** Exercise objective **
Render every entry exactly as it appears.

** The data **
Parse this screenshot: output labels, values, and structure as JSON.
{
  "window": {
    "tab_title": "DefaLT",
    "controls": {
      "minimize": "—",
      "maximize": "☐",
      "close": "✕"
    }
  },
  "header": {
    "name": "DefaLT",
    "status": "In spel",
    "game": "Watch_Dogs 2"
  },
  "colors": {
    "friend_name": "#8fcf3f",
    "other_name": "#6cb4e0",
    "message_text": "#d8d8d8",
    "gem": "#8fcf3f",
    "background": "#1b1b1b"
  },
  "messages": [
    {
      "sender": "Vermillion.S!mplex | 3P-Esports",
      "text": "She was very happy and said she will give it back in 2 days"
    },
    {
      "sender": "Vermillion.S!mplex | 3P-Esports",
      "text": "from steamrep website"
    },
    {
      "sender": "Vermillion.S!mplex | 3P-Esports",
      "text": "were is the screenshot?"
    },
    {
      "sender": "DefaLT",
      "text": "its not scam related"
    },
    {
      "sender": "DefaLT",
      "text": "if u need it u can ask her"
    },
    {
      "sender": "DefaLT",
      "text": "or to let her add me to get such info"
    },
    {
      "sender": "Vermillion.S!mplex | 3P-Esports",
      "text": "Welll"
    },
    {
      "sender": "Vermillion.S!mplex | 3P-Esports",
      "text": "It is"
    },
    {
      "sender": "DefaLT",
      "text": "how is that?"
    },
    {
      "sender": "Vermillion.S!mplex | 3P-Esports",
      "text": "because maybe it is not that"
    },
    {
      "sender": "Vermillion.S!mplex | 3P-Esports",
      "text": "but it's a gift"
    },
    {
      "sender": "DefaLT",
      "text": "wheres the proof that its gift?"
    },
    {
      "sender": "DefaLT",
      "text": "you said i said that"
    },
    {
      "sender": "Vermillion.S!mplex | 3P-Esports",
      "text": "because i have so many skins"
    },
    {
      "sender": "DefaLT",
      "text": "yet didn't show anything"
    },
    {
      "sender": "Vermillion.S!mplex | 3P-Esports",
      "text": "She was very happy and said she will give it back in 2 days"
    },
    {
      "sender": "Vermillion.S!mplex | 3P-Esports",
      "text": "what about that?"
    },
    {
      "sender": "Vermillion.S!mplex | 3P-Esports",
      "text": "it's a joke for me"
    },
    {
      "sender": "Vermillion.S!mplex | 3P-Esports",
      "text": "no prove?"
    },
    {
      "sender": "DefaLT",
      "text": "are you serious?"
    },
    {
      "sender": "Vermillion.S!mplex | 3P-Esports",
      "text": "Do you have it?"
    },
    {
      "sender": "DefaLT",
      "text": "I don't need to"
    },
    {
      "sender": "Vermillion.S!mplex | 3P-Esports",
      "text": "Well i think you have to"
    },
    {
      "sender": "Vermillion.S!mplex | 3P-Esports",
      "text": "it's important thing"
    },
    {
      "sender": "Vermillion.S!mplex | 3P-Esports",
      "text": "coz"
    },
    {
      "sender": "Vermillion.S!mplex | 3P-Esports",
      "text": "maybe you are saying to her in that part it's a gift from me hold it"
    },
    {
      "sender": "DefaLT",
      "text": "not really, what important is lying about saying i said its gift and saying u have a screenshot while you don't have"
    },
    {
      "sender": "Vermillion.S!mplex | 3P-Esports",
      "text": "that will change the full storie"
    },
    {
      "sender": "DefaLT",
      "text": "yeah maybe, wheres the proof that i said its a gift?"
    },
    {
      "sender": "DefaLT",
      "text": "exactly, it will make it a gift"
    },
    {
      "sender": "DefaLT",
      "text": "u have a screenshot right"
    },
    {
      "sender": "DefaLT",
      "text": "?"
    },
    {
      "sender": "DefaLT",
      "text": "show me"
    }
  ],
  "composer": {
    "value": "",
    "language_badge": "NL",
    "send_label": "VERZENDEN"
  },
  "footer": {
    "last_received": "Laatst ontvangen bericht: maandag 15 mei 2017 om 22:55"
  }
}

** Answer to the problem **
Parse this screenshot: output labels, values, and structure as JSON.
{
  "window": {
    "tab_title": "DefaLT",
    "controls": {
      "minimize": "—",
      "maximize": "☐",
      "close": "✕"
    }
  },
  "header": {
    "name": "DefaLT",
    "status": "In spel",
    "game": "Watch_Dogs 2"
  },
  "colors": {
    "friend_name": "#8fcf3f",
    "other_name": "#6cb4e0",
    "message_text": "#d8d8d8",
    "gem": "#8fcf3f",
    "background": "#1b1b1b"
  },
  "messages": [
    {
      "sender": "Vermillion.S!mplex | 3P-Esports",
      "text": "She was very happy and said she will give it back in 2 days"
    },
    {
      "sender": "Vermillion.S!mplex | 3P-Esports",
      "text": "from steamrep website"
    },
    {
      "sender": "Vermillion.S!mplex | 3P-Esports",
      "text": "were is the screenshot?"
    },
    {
      "sender": "DefaLT",
      "text": "its not scam related"
    },
    {
      "sender": "DefaLT",
      "text": "if u need it u can ask her"
    },
    {
      "sender": "DefaLT",
      "text": "or to let her add me to get such info"
    },
    {
      "sender": "Vermillion.S!mplex | 3P-Esports",
      "text": "Welll"
    },
    {
      "sender": "Vermillion.S!mplex | 3P-Esports",
      "text": "It is"
    },
    {
      "sender": "DefaLT",
      "text": "how is that?"
    },
    {
      "sender": "Vermillion.S!mplex | 3P-Esports",
      "text": "because maybe it is not that"
    },
    {
      "sender": "Vermillion.S!mplex | 3P-Esports",
      "text": "but it's a gift"
    },
    {
      "sender": "DefaLT",
      "text": "wheres the proof that its gift?"
    },
    {
      "sender": "DefaLT",
      "text": "you said i said that"
    },
    {
      "sender": "Vermillion.S!mplex | 3P-Esports",
      "text": "because i have so many skins"
    },
    {
      "sender": "DefaLT",
      "text": "yet didn't show anything"
    },
    {
      "sender": "Vermillion.S!mplex | 3P-Esports",
      "text": "She was very happy and said she will give it back in 2 days"
    },
    {
      "sender": "Vermillion.S!mplex | 3P-Esports",
      "text": "what about that?"
    },
    {
      "sender": "Vermillion.S!mplex | 3P-Esports",
      "text": "it's a joke for me"
    },
    {
      "sender": "Vermillion.S!mplex | 3P-Esports",
      "text": "no prove?"
    },
    {
      "sender": "DefaLT",
      "text": "are you serious?"
    },
    {
      "sender": "Vermillion.S!mplex | 3P-Esports",
      "text": "Do you have it?"
    },
    {
      "sender": "DefaLT",
      "text": "I don't need to"
    },
    {
      "sender": "Vermillion.S!mplex | 3P-Esports",
      "text": "Well i think you have to"
    },
    {
      "sender": "Vermillion.S!mplex | 3P-Esports",
      "text": "it's important thing"
    },
    {
      "sender": "Vermillion.S!mplex | 3P-Esports",
      "text": "coz"
    },
    {
      "sender": "Vermillion.S!mplex | 3P-Esports",
      "text": "maybe you are saying to her in that part it's a gift from me hold it"
    },
    {
      "sender": "DefaLT",
      "text": "not really, what important is lying about saying i said its gift and saying u have a screenshot while you don't have"
    },
    {
      "sender": "Vermillion.S!mplex | 3P-Esports",
      "text": "that will change the full storie"
    },
    {
      "sender": "DefaLT",
      "text": "yeah maybe, wheres the proof that i said its a gift?"
    },
    {
      "sender": "DefaLT",
      "text": "exactly, it will make it a gift"
    },
    {
      "sender": "DefaLT",
      "text": "u have a screenshot right"
    },
    {
      "sender": "DefaLT",
      "text": "?"
    },
    {
      "sender": "DefaLT",
      "text": "show me"
    }
  ],
  "composer": {
    "value": "",
    "language_badge": "NL",
    "send_label": "VERZENDEN"
  },
  "footer": {
    "last_received": "Laatst ontvangen bericht: maandag 15 mei 2017 om 22:55"
  }
}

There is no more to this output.